-- LISTED ENTRIES follows --

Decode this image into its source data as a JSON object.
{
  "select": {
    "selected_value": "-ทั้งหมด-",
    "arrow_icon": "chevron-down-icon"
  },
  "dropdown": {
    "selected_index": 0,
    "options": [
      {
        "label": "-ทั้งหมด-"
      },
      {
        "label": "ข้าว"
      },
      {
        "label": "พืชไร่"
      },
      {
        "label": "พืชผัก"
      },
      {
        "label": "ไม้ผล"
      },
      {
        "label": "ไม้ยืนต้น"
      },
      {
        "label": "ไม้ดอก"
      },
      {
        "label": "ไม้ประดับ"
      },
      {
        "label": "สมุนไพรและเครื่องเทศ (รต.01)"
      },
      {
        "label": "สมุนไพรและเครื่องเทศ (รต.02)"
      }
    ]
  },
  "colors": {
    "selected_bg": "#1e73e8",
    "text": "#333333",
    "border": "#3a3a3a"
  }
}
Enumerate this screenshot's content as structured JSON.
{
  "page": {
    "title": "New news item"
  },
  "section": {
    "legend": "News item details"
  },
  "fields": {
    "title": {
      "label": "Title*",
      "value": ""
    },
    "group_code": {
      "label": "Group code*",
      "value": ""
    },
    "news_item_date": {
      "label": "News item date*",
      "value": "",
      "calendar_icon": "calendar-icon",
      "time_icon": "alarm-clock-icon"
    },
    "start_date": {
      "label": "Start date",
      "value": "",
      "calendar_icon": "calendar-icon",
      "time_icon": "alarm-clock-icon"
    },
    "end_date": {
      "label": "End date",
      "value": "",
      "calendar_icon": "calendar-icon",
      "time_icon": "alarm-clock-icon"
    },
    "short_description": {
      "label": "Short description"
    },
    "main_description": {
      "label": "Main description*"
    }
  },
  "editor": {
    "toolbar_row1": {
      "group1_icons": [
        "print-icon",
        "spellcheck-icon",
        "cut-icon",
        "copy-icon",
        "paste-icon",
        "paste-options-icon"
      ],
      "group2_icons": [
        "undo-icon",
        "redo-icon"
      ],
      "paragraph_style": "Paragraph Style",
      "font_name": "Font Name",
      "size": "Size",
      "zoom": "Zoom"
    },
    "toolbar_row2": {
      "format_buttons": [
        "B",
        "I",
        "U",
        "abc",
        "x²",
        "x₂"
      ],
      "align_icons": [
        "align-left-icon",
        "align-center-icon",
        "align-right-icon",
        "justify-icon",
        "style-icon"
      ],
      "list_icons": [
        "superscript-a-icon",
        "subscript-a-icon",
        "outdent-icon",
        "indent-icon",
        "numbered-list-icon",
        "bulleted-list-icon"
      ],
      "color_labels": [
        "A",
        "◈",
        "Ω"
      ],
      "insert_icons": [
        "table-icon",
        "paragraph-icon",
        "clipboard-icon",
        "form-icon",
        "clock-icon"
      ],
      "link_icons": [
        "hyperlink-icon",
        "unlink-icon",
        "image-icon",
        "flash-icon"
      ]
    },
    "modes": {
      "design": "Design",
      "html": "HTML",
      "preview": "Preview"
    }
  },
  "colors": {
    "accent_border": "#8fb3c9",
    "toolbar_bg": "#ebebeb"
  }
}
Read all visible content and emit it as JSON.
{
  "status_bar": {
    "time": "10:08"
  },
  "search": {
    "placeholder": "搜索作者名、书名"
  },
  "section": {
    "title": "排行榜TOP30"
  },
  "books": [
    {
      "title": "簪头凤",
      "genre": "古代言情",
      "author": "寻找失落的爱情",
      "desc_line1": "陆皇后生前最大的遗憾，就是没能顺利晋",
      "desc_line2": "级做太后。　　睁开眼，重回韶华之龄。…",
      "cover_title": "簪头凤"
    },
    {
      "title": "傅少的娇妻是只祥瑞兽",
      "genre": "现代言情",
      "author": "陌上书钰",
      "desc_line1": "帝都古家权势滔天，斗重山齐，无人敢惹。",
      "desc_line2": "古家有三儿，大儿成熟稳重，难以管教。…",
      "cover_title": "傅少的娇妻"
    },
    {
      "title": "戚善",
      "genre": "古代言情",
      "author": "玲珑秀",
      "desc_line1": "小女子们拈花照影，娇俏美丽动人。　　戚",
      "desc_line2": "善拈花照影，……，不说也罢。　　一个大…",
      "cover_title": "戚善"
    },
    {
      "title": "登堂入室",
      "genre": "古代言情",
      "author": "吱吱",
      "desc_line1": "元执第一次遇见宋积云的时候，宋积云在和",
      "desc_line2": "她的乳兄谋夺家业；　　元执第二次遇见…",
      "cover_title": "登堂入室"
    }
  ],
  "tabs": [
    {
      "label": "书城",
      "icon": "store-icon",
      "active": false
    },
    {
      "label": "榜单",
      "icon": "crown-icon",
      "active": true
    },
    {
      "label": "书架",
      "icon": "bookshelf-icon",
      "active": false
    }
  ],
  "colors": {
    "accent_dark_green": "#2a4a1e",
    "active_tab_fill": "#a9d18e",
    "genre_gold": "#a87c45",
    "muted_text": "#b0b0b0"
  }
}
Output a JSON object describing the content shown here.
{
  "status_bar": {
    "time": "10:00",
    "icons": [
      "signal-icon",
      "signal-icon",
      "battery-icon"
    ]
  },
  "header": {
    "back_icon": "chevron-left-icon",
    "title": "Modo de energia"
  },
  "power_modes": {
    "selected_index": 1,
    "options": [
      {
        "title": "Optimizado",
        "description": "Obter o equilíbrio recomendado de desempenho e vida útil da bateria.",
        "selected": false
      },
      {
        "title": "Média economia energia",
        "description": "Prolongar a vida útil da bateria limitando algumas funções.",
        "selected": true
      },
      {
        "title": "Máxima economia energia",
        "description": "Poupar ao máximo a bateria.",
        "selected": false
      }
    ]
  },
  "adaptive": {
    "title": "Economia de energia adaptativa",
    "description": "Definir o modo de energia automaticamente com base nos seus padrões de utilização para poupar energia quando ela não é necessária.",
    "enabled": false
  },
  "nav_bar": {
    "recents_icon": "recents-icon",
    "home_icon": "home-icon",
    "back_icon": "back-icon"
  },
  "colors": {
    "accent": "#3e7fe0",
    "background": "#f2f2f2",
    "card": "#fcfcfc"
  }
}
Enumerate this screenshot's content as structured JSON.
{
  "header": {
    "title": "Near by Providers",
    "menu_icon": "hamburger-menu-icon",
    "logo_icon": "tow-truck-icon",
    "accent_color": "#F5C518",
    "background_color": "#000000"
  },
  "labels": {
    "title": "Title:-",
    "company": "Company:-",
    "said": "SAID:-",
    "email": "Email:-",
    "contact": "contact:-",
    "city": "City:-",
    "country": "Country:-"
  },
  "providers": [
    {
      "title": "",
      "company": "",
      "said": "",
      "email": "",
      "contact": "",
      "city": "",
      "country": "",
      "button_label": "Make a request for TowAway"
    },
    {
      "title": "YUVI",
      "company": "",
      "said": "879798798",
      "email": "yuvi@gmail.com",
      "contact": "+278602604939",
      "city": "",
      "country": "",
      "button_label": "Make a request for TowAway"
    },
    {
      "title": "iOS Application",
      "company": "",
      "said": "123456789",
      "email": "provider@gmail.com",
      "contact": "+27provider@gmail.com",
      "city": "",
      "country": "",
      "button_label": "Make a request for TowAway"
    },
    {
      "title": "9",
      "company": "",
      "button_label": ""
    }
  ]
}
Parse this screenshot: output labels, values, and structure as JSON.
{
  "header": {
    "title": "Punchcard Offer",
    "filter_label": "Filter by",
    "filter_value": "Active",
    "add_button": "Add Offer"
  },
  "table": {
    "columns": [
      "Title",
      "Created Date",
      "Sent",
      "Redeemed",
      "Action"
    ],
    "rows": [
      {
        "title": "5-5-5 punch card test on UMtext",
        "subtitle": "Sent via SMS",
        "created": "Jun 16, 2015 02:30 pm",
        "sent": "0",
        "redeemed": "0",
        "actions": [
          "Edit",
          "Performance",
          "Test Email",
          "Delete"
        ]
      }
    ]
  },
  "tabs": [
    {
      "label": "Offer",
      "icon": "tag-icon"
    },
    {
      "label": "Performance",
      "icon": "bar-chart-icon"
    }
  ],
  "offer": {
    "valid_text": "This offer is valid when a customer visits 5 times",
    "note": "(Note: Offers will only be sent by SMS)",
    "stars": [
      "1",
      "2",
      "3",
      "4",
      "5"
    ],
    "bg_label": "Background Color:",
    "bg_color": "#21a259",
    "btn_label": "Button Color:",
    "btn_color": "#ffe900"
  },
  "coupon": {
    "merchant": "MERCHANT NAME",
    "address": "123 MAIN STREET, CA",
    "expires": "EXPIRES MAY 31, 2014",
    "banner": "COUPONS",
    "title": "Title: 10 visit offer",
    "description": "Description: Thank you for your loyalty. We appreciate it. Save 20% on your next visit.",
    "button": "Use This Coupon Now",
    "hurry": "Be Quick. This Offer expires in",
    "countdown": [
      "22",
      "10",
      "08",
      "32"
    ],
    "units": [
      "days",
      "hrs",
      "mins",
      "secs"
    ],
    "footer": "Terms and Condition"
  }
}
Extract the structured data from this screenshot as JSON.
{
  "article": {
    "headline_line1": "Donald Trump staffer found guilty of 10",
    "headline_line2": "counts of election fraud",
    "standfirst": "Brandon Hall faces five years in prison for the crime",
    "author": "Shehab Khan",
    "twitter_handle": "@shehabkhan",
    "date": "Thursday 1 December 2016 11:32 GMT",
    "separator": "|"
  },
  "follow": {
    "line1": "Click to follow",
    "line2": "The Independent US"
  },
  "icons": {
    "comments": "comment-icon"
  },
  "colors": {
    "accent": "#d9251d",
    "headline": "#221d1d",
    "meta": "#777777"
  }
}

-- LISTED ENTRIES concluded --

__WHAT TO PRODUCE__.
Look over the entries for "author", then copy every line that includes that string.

__RESPONSE TO THE TASK__.
      "author": "寻找失落的爱情",
      "author": "陌上书钰",
      "author": "玲珑秀",
      "author": "吱吱",
    "author": "Shehab Khan",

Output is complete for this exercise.